I often see many articles or blog posts telling costumers that they MUST use natural fibre fabrics. Well OK that’s really nice BUT….not necessarily true.
I love using silk and thanks to a wonderful husband who works extreme hours to earn us a good living I am able to afford to buy silk whenever I need it, however this was not always the case and I am still very reticent to always use silk because it is expensive.
I often find exquisite colours and patterns that are entirely suitable for my main interest area in costuming, the Italian Renaissance, but they are often polyester blends, so do I buy them and use them? Yes I do and I always will. Why? Because let’s face it, no fabric produced today is 100% historically accurate anyway, even the silks, wools and cotton are different as genetic changes in the animals and plants that produce the products have changed the fibres, and the way they are spun and woven are different to earlier practices. But what about the ever-so-hated man made fabrics like rayon and poly blends? Why do I use them? Well basically I am really not precious about my garb, I love to make things that are inspired by the portraits I see, and I will try my best to make them in almost period techniques, well hey I do use my sewing machine because of my shonky hands, but hand finishing is done as much as possible. Many fabrics in my stash are polyester, and they will become gowns or other garb at some stage. I won’t try to say to anyone, hey that’s silk! When it obviously isn’t, and I am well aware of the fire risks involved, and will make sure I stay well away from naked flames when wearing such fabrics.
Another reason I will use them is because they are substantially cheaper than the natural fibres.
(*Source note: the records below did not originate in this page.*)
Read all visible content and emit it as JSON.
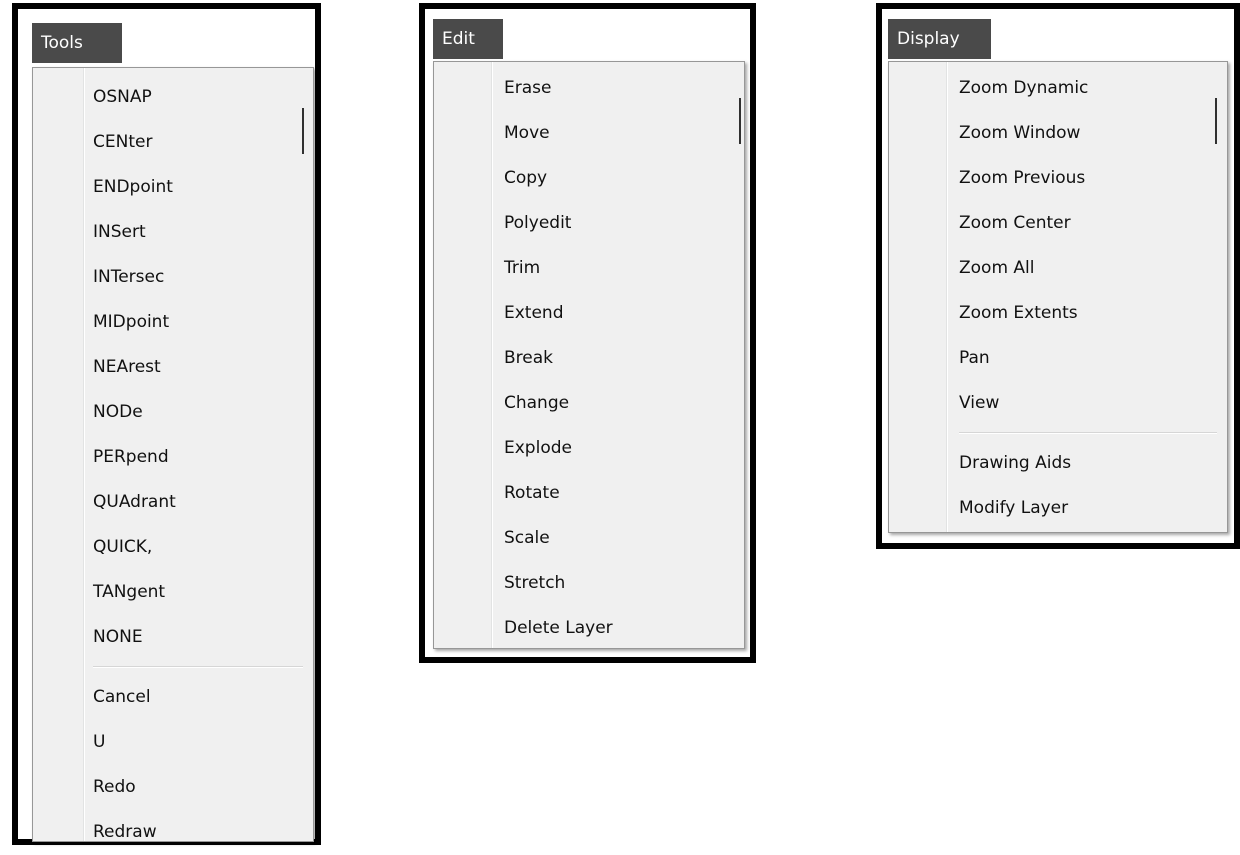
{
  "tools": {
    "title": "Tools",
    "items": [
      "OSNAP",
      "CENter",
      "ENDpoint",
      "INSert",
      "INTersec",
      "MIDpoint",
      "NEArest",
      "NODe",
      "PERpend",
      "QUAdrant",
      "QUICK,",
      "TANgent",
      "NONE"
    ],
    "items2": [
      "Cancel",
      "U",
      "Redo",
      "Redraw"
    ]
  },
  "edit": {
    "title": "Edit",
    "items": [
      "Erase",
      "Move",
      "Copy",
      "Polyedit",
      "Trim",
      "Extend",
      "Break",
      "Change",
      "Explode",
      "Rotate",
      "Scale",
      "Stretch",
      "Delete Layer"
    ]
  },
  "display": {
    "title": "Display",
    "items": [
      "Zoom Dynamic",
      "Zoom Window",
      "Zoom Previous",
      "Zoom Center",
      "Zoom All",
      "Zoom Extents",
      "Pan",
      "View"
    ],
    "items2": [
      "Drawing Aids",
      "Modify Layer"
    ]
  }
}
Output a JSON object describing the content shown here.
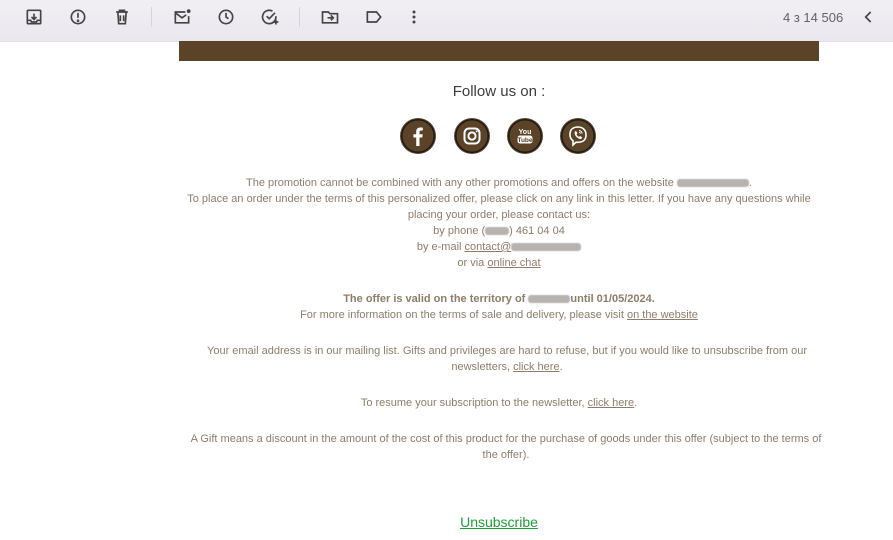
{
  "toolbar": {
    "icons": [
      "archive-icon",
      "report-spam-icon",
      "delete-icon",
      "mark-unread-icon",
      "snooze-icon",
      "add-task-icon",
      "move-to-icon",
      "label-icon",
      "more-icon"
    ],
    "pager": "4 з 14 506",
    "prev_icon": "chevron-left-icon"
  },
  "email": {
    "banner_color": "#5b4328",
    "follow_label": "Follow us on :",
    "social": [
      "facebook-icon",
      "instagram-icon",
      "youtube-icon",
      "viber-icon"
    ],
    "promo_line1_a": "The promotion cannot be combined with any other promotions and offers on the website ",
    "promo_line1_b": ".",
    "promo_line2": "To place an order under the terms of this personalized offer, please click on any link in this letter. If you have any questions while placing your order, please contact us:",
    "phone_prefix": "by phone (",
    "phone_suffix": ") 461 04 04",
    "email_prefix": "by e-mail ",
    "email_link": "contact@",
    "chat_prefix": "or via ",
    "chat_link": "online chat",
    "valid_a": "The offer is valid on the territory of ",
    "valid_b": "until 01/05/2024.",
    "more_info": "For more information on the terms of sale and delivery, please visit ",
    "more_info_link": "on the website",
    "mailing": "Your email address is in our mailing list. Gifts and privileges are hard to refuse, but if you would like to unsubscribe from our newsletters, ",
    "mailing_link": "click here",
    "mailing_end": ".",
    "resume": "To resume your subscription to the newsletter, ",
    "resume_link": "click here",
    "resume_end": ".",
    "gift": "A Gift means a discount in the amount of the cost of this product for the purchase of goods under this offer (subject to the terms of the offer).",
    "unsubscribe": "Unsubscribe",
    "unsubscribe_color": "#1e9e3a",
    "link_color": "#1a4fb5"
  }
}
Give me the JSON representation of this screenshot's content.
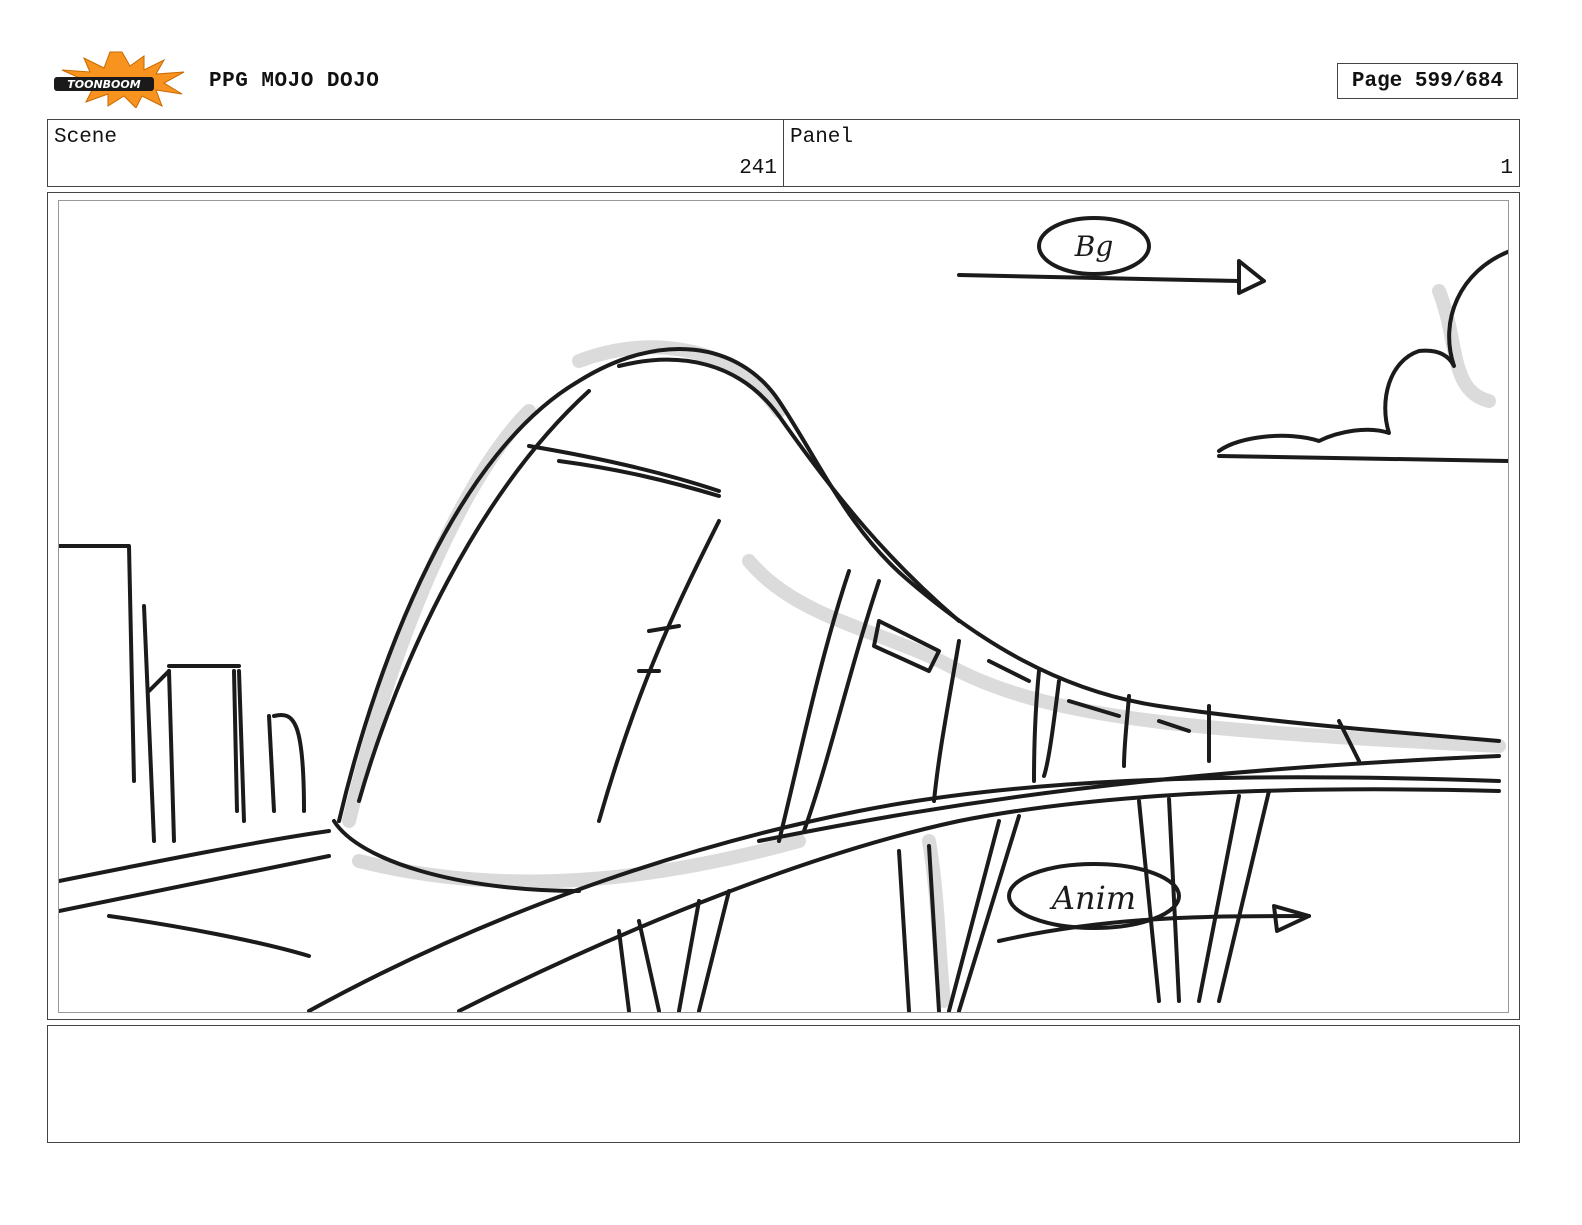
{
  "header": {
    "logo_text": "TOONBOOM",
    "project_title": "PPG MOJO DOJO",
    "page_label": "Page 599/684"
  },
  "scene": {
    "label": "Scene",
    "value": "241"
  },
  "panel": {
    "label": "Panel",
    "value": "1"
  },
  "sketch": {
    "annotation_bg": "Bg",
    "annotation_anim": "Anim"
  },
  "notes": {
    "text": ""
  },
  "colors": {
    "logo_burst": "#f7931e",
    "logo_band": "#1a1a1a",
    "frame_border": "#999999"
  }
}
My costuming is a learning process. Each piece is a lesson to me personally, and I will tweak and change the process for each piece as I learn. If i am trying a whole new pattern, I am more likely to try it out on my inexpensive polyester or blend fabrics than reaching straight for my silks. I don’t make what many call “muslins”, making a piece out of calico or similar just to test the pattern out. I make walking trials i.e. I will complete the piece and wear it a few times to events just to see how it goes and wears, if I am not happy with it I will either alter it or sell it off and start working on another piece with the lesson I have learned from it. I would find it to be very wasteful to use the expensive fabrics when I am not confident I am going to get the piece right and use it many times. I have done this is the past and now find it sad that I wasted such pretty fabrics, many of these pieces are in my “to be fixed” pile.
On a note about linen and wool. I am contact sensitive to both these fibres. If I wear them directly touching my skin I soon develop a lovely red rash of hives and start itching. Thankfully I can tolerate cotton/linen blend and cotton, so my underpinnings are made from these fabrics. I don’t use a lot of linen but do have a couple of gowns that are linen, and I am just careful not to put it where it can touch my skin too much. Also this is a good thing because the cotton/linen bland and cotton fabrics are generally substantially cheaper than the linen, however I have had many comments regarding my chemises not being linen by the more purist costumers, but once I explain about my allergy most seem content with that reasoning. Wool I can only use as top most garments such as cloaks, so I have few woolen items, and I tend to overheat easily and these few items rarely get used anyhow.
So my advice to anyone out there who may read this. If you are a starting out costumer, or someone just sewing for enjoyment, use what you can afford and what you like, if anyone approaches you to criticize your choices, ask them about their early garb. Was it all pure fibres? Was it all perfectly tailored? Or even better still ignore the negativity and ENJOY your costuming! Have fun with it! Not historically accurate? Oh well, does it really need to be? If so, then well you’ll have to go down that wicked windy path of deciding on which expensive fabric to use, and whether or not to machine sew. But if you are just having fun wearing pretty garb, and enjoying yourself. then LET ALL THE FABRICS FREE no matter what their content might be.